Task oriented people want to get things done. They like lists and have great pleasure in checking things off their list. They can become overly focused or worried about planning projects and activities. They value others for their accomplishments rather than as people. They have trouble understanding why they need other people as well as understanding the needs of others. It may be difficult to get their attention unless it relates to the task and they may have to be asked to look at the person speaking to them.
People-oriented people build relationships and develop community. People-oriented personalities focus on the needs of the people around them. They are genuinely concerned with building relationships and keeping people happy. They place more importance on the feelings and happiness of people than on their to-do list.
They are team and family oriented. They are more concerned for the group than the task. They may have unrealistic assumptions of other people’s motives or opinions. They may have trouble staying on task or difficulty understanding the importance of some tasks. They may need repeated instructions to complete tasks. They can become too focused on what other people think or what they want. They become stressed when trying to meet the needs of opposing relationships.
8. Name people and task-oriented biblical characters.
These are just a few personality characteristics that may bring people together or cause friction in a household. There are many other characteristics such as whether we make decisions with our heart (feelings) or head (thinkers). The important thing to remember is there is no right or wrong personality. They all have value in God’s kingdom.
It may be easier to get along with similar personalities but we restrict God’s grace and love when we restrict ourselves to people who look, act, think and believe just like us.

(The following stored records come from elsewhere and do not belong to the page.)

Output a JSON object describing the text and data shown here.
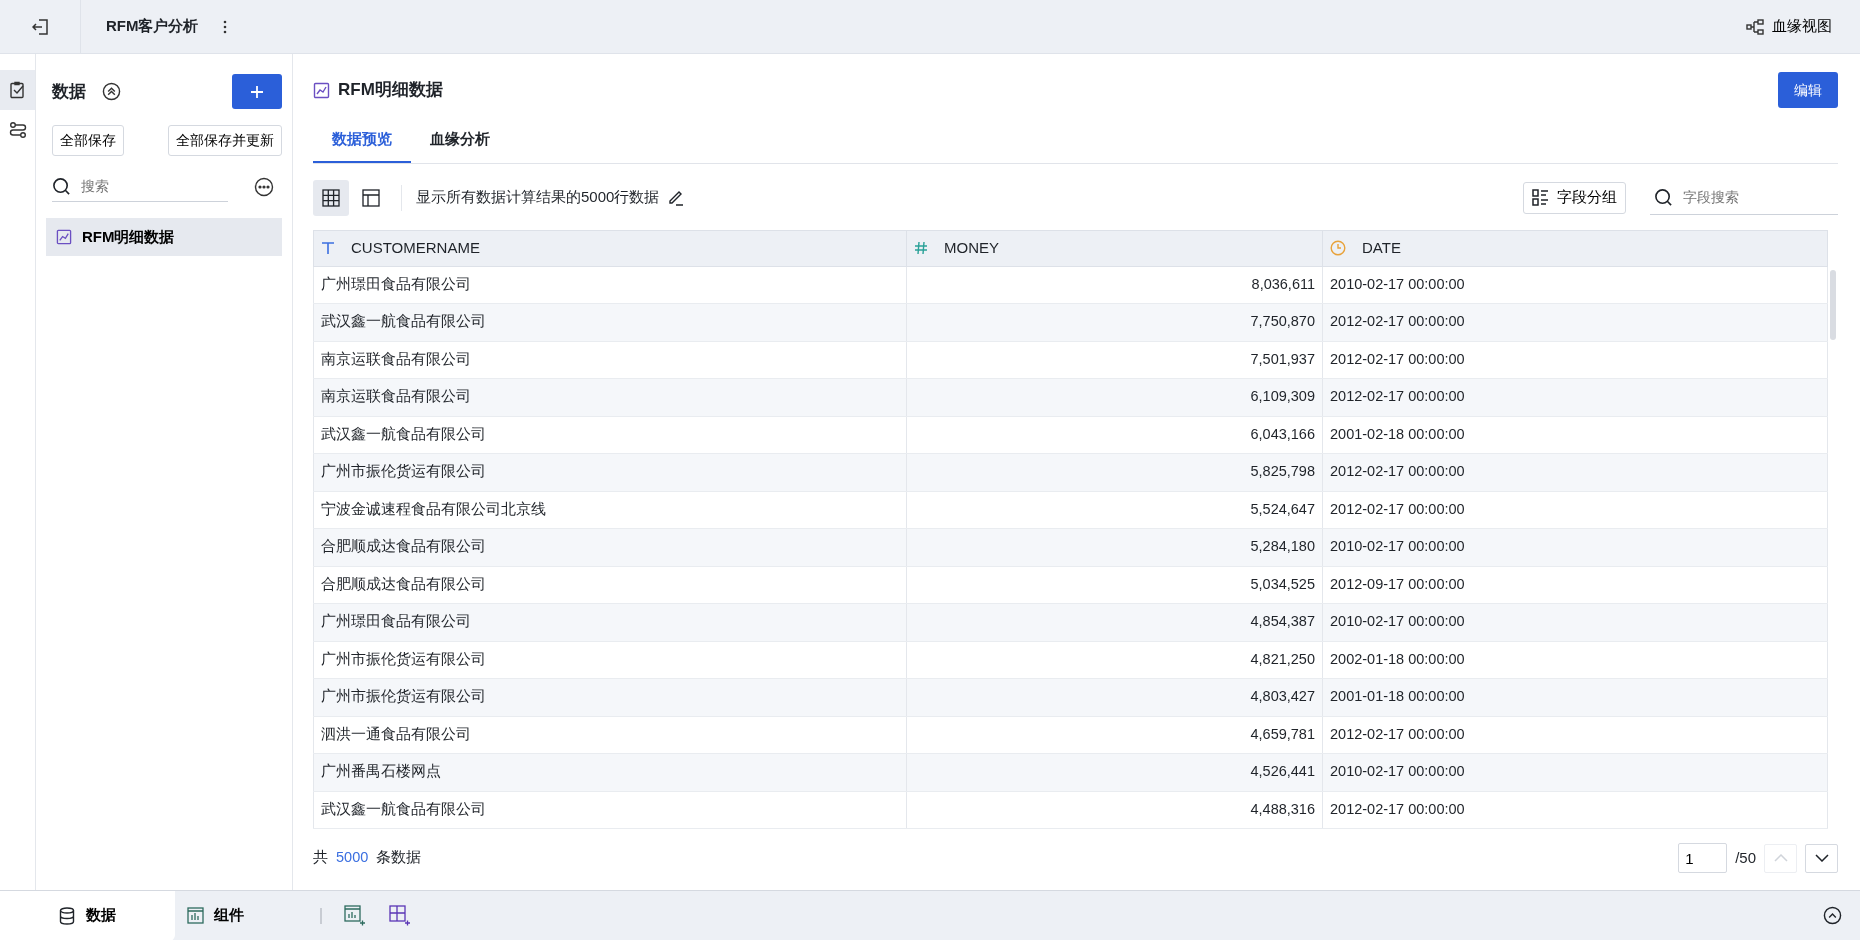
{
  "header": {
    "title": "RFM客户分析",
    "lineage_view": "血缘视图"
  },
  "rail": [
    {
      "kind": "dataset",
      "selected": true
    },
    {
      "kind": "flow",
      "selected": false
    }
  ],
  "sidebar": {
    "title": "数据",
    "buttons": [
      "全部保存",
      "全部保存并更新"
    ],
    "search": {
      "placeholder": "搜索"
    },
    "items": [
      {
        "label": "RFM明细数据",
        "selected": true
      }
    ]
  },
  "main": {
    "title": "RFM明细数据",
    "edit_button": "编辑",
    "tabs": [
      {
        "label": "数据预览",
        "selected": true
      },
      {
        "label": "血缘分析",
        "selected": false
      }
    ],
    "views": [
      {
        "kind": "grid",
        "selected": true
      },
      {
        "kind": "layout",
        "selected": false
      }
    ],
    "info": "显示所有数据计算结果的5000行数据",
    "group_button": "字段分组",
    "field_search": {
      "placeholder": "字段搜索"
    },
    "table": {
      "columns": [
        {
          "label": "CUSTOMERNAME",
          "kind": "text"
        },
        {
          "label": "MONEY",
          "kind": "number"
        },
        {
          "label": "DATE",
          "kind": "date"
        }
      ],
      "rows": [
        [
          "广州璟田食品有限公司",
          "8,036,611",
          "2010-02-17 00:00:00"
        ],
        [
          "武汉鑫一航食品有限公司",
          "7,750,870",
          "2012-02-17 00:00:00"
        ],
        [
          "南京运联食品有限公司",
          "7,501,937",
          "2012-02-17 00:00:00"
        ],
        [
          "南京运联食品有限公司",
          "6,109,309",
          "2012-02-17 00:00:00"
        ],
        [
          "武汉鑫一航食品有限公司",
          "6,043,166",
          "2001-02-18 00:00:00"
        ],
        [
          "广州市振伦货运有限公司",
          "5,825,798",
          "2012-02-17 00:00:00"
        ],
        [
          "宁波金诚速程食品有限公司北京线",
          "5,524,647",
          "2012-02-17 00:00:00"
        ],
        [
          "合肥顺成达食品有限公司",
          "5,284,180",
          "2010-02-17 00:00:00"
        ],
        [
          "合肥顺成达食品有限公司",
          "5,034,525",
          "2012-09-17 00:00:00"
        ],
        [
          "广州璟田食品有限公司",
          "4,854,387",
          "2010-02-17 00:00:00"
        ],
        [
          "广州市振伦货运有限公司",
          "4,821,250",
          "2002-01-18 00:00:00"
        ],
        [
          "广州市振伦货运有限公司",
          "4,803,427",
          "2001-01-18 00:00:00"
        ],
        [
          "泗洪一通食品有限公司",
          "4,659,781",
          "2012-02-17 00:00:00"
        ],
        [
          "广州番禺石楼网点",
          "4,526,441",
          "2010-02-17 00:00:00"
        ],
        [
          "武汉鑫一航食品有限公司",
          "4,488,316",
          "2012-02-17 00:00:00"
        ]
      ]
    },
    "footer": {
      "prefix": "共",
      "count": "5000",
      "suffix": "条数据",
      "page": "1",
      "total": "/50",
      "prev_disabled": true,
      "next_disabled": false
    }
  },
  "bottom_tabs": [
    {
      "label": "数据",
      "kind": "data",
      "selected": true
    },
    {
      "label": "组件",
      "kind": "component",
      "selected": false
    }
  ]
}
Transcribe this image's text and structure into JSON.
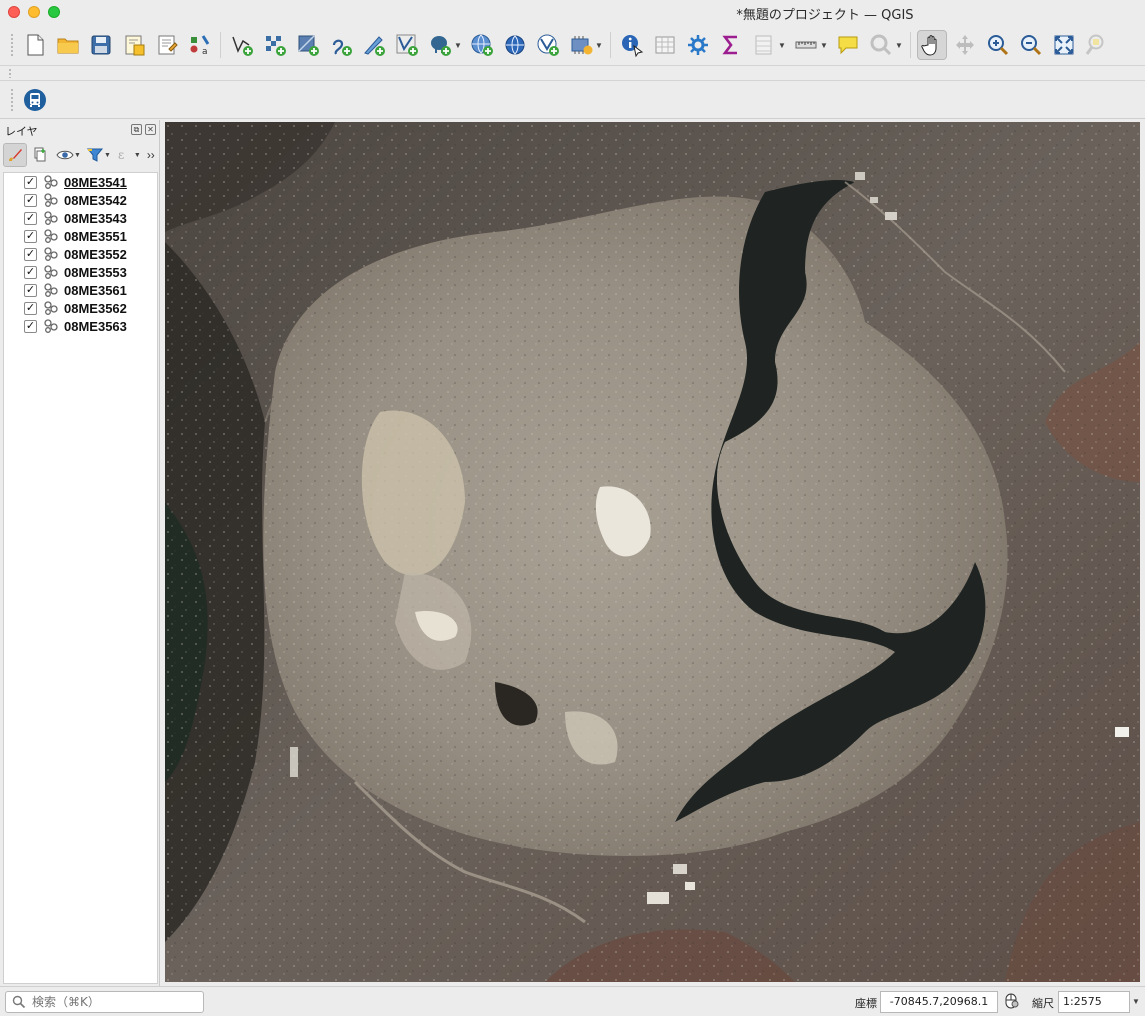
{
  "window": {
    "title": "*無題のプロジェクト — QGIS"
  },
  "layers_panel": {
    "title": "レイヤ",
    "layers": [
      {
        "name": "08ME3541",
        "checked": "✓",
        "selected": true
      },
      {
        "name": "08ME3542",
        "checked": "✓"
      },
      {
        "name": "08ME3543",
        "checked": "✓"
      },
      {
        "name": "08ME3551",
        "checked": "✓"
      },
      {
        "name": "08ME3552",
        "checked": "✓"
      },
      {
        "name": "08ME3553",
        "checked": "✓"
      },
      {
        "name": "08ME3561",
        "checked": "✓"
      },
      {
        "name": "08ME3562",
        "checked": "✓"
      },
      {
        "name": "08ME3563",
        "checked": "✓"
      }
    ]
  },
  "statusbar": {
    "search_placeholder": "検索（⌘K）",
    "coord_label": "座標",
    "coord_value": "-70845.7,20968.1",
    "scale_label": "縮尺",
    "scale_value": "1:2575"
  },
  "colors": {
    "accent": "#1e6fd9",
    "map_dark_lava": "#1f2422",
    "map_light_crater": "#a39a8e"
  }
}
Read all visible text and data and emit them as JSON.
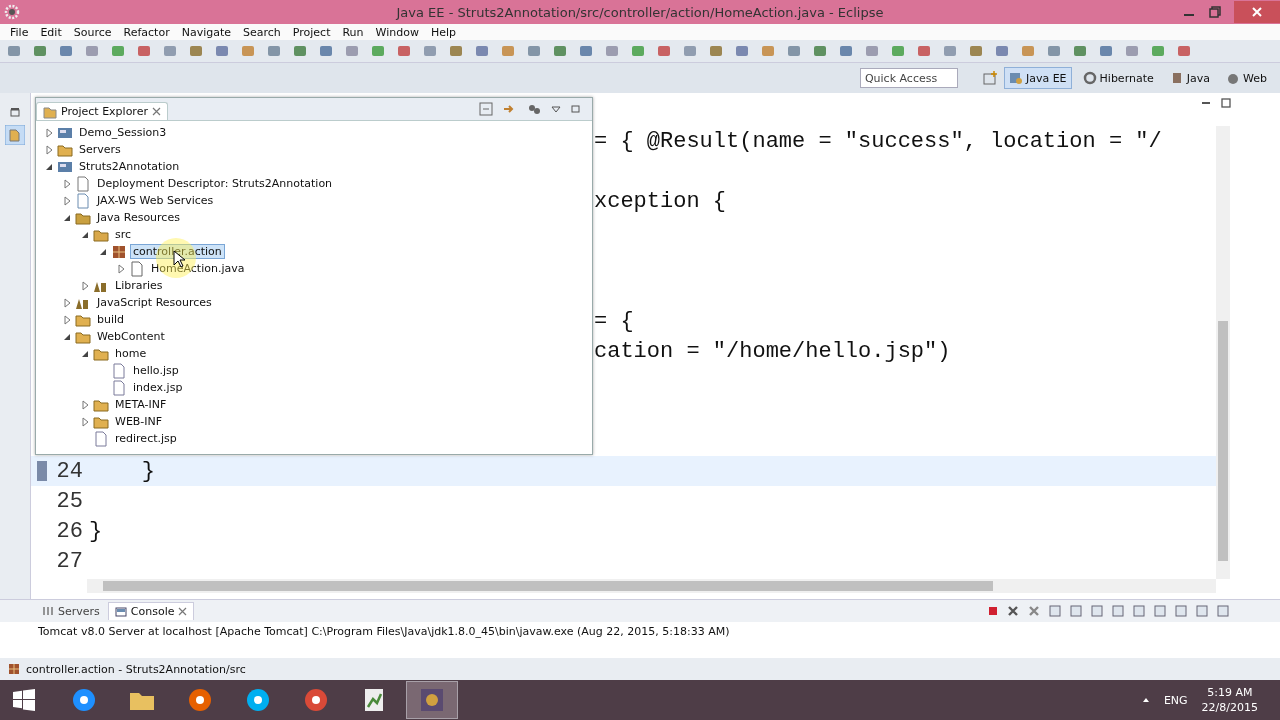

Our strengths help us to serve others while our weaknesses offer opportunities for others to serve us.
It is healthy to celebrate our individualities. Learning about our traits helps us understand why we do certain things different than others and see them as gifts and not weaknesses. Remember this week is all about learning how to love yourself.
How well do you take care of yourself? Take the assessment below to find out how well you love yourself. After completing the assessment, choose one item from each area that you will actively work to improve.
9. Check the ways you love yourself:
_____Words of affirmation
______Don’t embarrass or dishonor
______Freely express feelings and thoughts
______Pleasant inner voice
______Able to cry
______Able to express anger
______Healthy sleep and rest habits
______Never too busy
_______Can list positive qualities
______Seek counseling when needed
______Like– body, personality etc…
______Time – alone, fun, healing…
_____Take time off when needed
_____Seek medical care when needed
_____Try new things
______Find things to make you laugh
_____Spend time with others
______Balanced work, home & self
______Don’t misuse name
_____Never physically abusive
______No mood swings
_____Never emotionally abusive
_____No records of wrong
_____Don’t stress eat
10. In what ways are you good at loving yourself?
11. In what ways do you need to improve?
Remember, Jesus commanded us to love ourselves. It’s not a sin, it’s a command.
“‘Love …As I have loved you,’” John 13:34
Lord of Grace, you love me. You understand me. You have given me your heart, your soul, your mind, your strength and your body. Please Lord help me to be kinder and gentler with myself. Help me love myself the way you love me. Forgive me for the way I’ve treated someone you love dearly. Forgive me for the way I’ve treated myself. In Jesus’ name. Amen
Homework: This week pray to build a healthy, not hurtful relationship with yourself. Choose one item from each area of your self-love assessment that you will actively work to improve. Take a Myers-Briggs Type Indicator (Carl Jung). Nurture an aspect of your personality. Keep track of your progress. Add a new item from each area each week. Talk with God.